Belgian brothers, Jean-Pierre and Luc Dardenne on the other hand, twice previous Palme winners with Rosetta and The Child, are going for a hat trick with La Fille inconnue (The Unknown Girl). Adèle Haenel plays a young doctor, troubled by guilt after the death of a young woman she turned away. She sets about finding out who the anonymous woman was and finds her conscience has led her into a suspense drama.
Both Almodovar and the Dardennes more often than not have female protagonists, though their preoccupations can seem to be quite different, the former mining the breathier metaphysics of being female with the latter focusing on solid socio-political dilemmas from a woman’s perspective.
While these stalwarts regularly do often pass their Bechdel Test with honours, thankfully, there are, along with Maren Ade’s inclusion, two other ‘femme cinéastes’ in competition, who will bring bona fide female voices to the 2,500-seat Theatre Lumiere; and both bring with them a reputation for bringing heft and uncompromomising originality to their art. Andrea Arnold will walk up the red-carpeted staircase to present her latest opus American Honey. Shia LaBeouf, hooks up with a tearaway teen, played by Sasha Lane, in a mid-western road movie of salesmanship and hard partying. Given Arnold’s previous form, we know this transatlantic venture will not be ordinary. The other woman filmmaker is France’s Nicole Garcia with Mal de Pierres, in which Marion Cotillard, a badly married middle-class wife and Louis Garel, a wounded veteran, are illegitimate lovers in rural post-war France. As with Almodovar and the Dardennes, Garcia has always shown a deft hand in subtly plumbing the depths of the opposite sex’s psyche.

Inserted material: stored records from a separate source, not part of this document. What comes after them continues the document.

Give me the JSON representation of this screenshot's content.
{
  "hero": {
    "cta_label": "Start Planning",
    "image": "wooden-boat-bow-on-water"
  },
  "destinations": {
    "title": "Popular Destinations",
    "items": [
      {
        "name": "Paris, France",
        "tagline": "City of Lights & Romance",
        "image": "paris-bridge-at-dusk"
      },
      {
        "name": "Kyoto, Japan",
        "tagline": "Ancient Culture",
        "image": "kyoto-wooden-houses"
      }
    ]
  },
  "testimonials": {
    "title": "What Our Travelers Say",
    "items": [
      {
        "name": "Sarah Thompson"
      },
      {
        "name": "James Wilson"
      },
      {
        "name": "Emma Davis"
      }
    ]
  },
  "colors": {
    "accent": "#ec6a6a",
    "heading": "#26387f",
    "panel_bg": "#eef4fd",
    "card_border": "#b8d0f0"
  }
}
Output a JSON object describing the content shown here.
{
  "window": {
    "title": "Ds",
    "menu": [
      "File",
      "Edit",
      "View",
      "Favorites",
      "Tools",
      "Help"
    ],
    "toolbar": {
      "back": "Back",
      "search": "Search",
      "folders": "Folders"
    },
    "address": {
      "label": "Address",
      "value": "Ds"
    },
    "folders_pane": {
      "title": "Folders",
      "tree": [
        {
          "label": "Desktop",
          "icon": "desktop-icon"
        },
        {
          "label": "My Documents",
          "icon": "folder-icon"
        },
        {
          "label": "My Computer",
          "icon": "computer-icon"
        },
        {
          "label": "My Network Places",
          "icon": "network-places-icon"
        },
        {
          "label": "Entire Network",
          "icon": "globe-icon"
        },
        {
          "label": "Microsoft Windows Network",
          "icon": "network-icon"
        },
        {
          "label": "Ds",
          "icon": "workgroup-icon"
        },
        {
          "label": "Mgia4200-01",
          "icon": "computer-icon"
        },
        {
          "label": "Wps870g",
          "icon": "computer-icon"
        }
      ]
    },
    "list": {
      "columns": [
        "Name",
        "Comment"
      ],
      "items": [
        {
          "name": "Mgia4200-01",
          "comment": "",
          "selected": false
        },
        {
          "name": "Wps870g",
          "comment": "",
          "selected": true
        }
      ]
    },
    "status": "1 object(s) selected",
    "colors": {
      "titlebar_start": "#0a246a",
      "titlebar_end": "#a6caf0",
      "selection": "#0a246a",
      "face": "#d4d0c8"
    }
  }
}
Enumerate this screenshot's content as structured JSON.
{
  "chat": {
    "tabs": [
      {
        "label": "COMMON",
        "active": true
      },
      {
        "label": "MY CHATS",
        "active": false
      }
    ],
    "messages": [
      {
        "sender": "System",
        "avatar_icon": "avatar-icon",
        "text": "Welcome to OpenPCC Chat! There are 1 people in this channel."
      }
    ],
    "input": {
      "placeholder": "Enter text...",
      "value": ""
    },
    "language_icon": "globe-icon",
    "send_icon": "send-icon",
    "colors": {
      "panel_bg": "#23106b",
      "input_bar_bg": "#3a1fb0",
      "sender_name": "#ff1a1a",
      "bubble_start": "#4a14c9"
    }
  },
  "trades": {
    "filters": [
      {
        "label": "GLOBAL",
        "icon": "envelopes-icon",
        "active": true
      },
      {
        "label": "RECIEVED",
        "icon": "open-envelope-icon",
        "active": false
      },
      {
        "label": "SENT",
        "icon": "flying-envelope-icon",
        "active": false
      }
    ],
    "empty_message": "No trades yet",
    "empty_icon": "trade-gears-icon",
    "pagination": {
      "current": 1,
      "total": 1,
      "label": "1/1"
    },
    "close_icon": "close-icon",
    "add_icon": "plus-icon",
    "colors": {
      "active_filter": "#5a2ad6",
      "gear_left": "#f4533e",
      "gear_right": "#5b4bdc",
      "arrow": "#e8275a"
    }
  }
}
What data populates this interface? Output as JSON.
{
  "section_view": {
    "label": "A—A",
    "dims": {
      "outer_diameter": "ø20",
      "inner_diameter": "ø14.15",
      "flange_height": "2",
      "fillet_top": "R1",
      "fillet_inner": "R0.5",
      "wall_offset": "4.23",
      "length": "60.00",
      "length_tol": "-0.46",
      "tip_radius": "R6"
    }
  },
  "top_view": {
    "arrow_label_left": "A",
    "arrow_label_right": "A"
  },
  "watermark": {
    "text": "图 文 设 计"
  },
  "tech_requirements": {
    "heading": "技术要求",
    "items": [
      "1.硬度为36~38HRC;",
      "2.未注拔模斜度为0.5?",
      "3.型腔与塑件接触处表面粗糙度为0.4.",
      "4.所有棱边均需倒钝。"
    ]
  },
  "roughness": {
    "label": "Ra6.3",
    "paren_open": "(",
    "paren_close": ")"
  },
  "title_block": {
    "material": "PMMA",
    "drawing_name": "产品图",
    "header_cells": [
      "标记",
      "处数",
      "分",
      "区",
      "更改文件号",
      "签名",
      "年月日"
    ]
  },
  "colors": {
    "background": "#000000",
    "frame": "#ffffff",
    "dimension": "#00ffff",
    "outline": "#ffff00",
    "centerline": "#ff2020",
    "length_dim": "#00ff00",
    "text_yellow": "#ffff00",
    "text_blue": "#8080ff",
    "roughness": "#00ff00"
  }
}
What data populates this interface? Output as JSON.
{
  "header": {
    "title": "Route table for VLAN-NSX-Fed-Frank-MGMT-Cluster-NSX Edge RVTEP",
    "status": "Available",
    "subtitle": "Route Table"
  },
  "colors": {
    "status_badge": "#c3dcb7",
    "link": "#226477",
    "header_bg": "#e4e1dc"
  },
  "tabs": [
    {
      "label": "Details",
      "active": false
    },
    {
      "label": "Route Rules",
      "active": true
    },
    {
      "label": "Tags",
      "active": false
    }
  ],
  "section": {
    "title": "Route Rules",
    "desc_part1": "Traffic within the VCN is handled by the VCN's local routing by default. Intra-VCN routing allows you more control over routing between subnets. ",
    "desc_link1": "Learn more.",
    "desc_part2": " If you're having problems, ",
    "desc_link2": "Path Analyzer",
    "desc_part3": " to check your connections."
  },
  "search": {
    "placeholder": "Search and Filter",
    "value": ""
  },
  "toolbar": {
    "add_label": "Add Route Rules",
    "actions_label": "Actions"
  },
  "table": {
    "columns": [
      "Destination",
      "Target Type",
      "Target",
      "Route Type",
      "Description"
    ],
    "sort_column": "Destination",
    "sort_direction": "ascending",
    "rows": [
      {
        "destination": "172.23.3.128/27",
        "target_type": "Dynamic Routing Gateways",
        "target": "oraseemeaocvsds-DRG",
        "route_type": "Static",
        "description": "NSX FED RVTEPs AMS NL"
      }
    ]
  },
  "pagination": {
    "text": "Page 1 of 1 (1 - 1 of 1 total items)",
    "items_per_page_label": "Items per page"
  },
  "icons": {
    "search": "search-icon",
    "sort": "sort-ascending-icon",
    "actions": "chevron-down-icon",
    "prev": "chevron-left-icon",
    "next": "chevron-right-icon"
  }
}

So far so appetising as Cannes menus go though, as usual, on the day, there are more disappointments than pleasant surprises. While nationality is now attributed by the director’s origins, Dutchman Paul Verhoeven will be there with Elle, a French film starring Isabelle Huppert. She plays a business woman who is ruthless in work and in love. She is raped by a masked intruder but her resulting transformation is (controversially?) not what a classic tale of violation might normally predict. Advance word is very promising for the 77-year old Verhoeven, who previously shocked and awed Cannes with Basic Instinct in 1992.
A duo of Romanians proves their new era of cinema is not a mere flash in the pan; they include Bacalaureat, by Cristian Mungiu, who has a habit of getting things right in unlikely circumstances. And also, a first competition slot for Cristi Puiu who comes with Sieranevada. There is also Xavier Dolan, the Quebecois wunderkind, with Juste la fin du monde, a star-studded French flick that includes Marion Cotillard and Lea Seydoux in its cast. An American trio of films includes Jim Jarmusch’s Paterson about a bus driver called Paterson, played by Adam Driver, in Paterson, New Jersey. “Very Jarmuschian” was the only insight offered at the press conference by Cannes artistic director, Thierry Fremaux. Jarmusch also presents a midnight screening of Gimme Danger, his Iggy Pop bio doc. Jeff Nichols’ 1950s interracial marriage drama, Loving, stars Ireland’s own Ruth Negga, and Sean Penn arrives with The Last Face, a love story, starring Charlize Theron and Javier Bardem set in a Liberian humanitarian aid context. Given Penn’s real life political proclivities and his busted romantic affair with Theron, the film will surely carry personal influences… just like Godard’s Mepris.
Which of these will hit and which will miss is mere conjecture and sometimes hearsay or disputed opinion…
Meanwhile here is a compilation of trailers courtesy of Screen International.
Séamas McSwiney is an Irish writer-producer based in Paris